  2. Data on file. Novartis Pharma AG.
  3. AFINITOR [summary of product characteristics]. Novartis Pharma AG; May 2016.
  4. Rugo HS, Gnant M, Geberth M, et al. Everolimus-related adverse events: safety insights from BOLERO-2. Poster presented at: St. Gallen International Breast Cancer Conference; March 2013; St. Gallen, Switzerland.
  5. Sonis S, Treister N, Chawla S, Demetri G, Haluska F. Preliminary characterization of oral lesions associated with inhibitors of mammalian target of rapamycin in cancer patients. Cancer. 2010;116(1):210-215.

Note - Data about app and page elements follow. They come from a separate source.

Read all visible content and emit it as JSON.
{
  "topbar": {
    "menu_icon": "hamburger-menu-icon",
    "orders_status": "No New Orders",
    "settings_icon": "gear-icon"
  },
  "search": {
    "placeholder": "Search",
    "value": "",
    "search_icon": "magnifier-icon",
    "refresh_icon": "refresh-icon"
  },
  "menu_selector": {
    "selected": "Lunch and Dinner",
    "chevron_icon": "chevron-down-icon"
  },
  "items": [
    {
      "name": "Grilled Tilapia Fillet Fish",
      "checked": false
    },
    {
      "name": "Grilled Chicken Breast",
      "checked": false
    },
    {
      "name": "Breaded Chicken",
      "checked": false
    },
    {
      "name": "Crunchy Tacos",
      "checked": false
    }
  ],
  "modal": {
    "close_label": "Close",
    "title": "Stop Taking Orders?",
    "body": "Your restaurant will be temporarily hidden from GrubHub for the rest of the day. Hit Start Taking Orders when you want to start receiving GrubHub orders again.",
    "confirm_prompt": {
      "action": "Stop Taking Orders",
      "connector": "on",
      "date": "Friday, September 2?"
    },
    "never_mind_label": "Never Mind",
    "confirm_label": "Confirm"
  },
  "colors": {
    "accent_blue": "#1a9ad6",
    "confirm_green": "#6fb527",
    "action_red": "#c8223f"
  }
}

  6. de Oliveira MA, Martins E Martins F, Wang Q, et al. Clinical presentation and management of mTOR inhibitor-associated stomatitis. Oral Oncol. 2011;47(10):998-1003.
  7. Ferté C, Paci A, Zizi M, et al. Natural history, management and pharmacokinetics of everolimus-induced-oral ulcers: insights into compliance issues. Eur J Cancer. 2011;47(15):2249-2255.
  8. Pilotte AP, Hohos MB, Polson KMO, Huftalen TM, Treister N. Managing stomatitis in patients treated with mammalian target of rapamycin inhibitors. Clin J Oncol Nurs. 2011;15(5):E83-E89.
  9. National Cancer Institute. Common terminology criteria for adverse events v3.0 (CTCAE). http://ctep.cancer.gov/protocol Development/electronic_applications/docs/ctcaev3.pdf. Published August 9, 2006. Accessed May 2, 2013.
  10. National Cancer Institute. Common terminology criteria for adverse events v3.0 (CTCAE). http://ctep.cancer.gov/protocol Development/electronic_applications/docs/ctcaev3.pdf. Published August 9, 2006. Accessed May 2, 2013.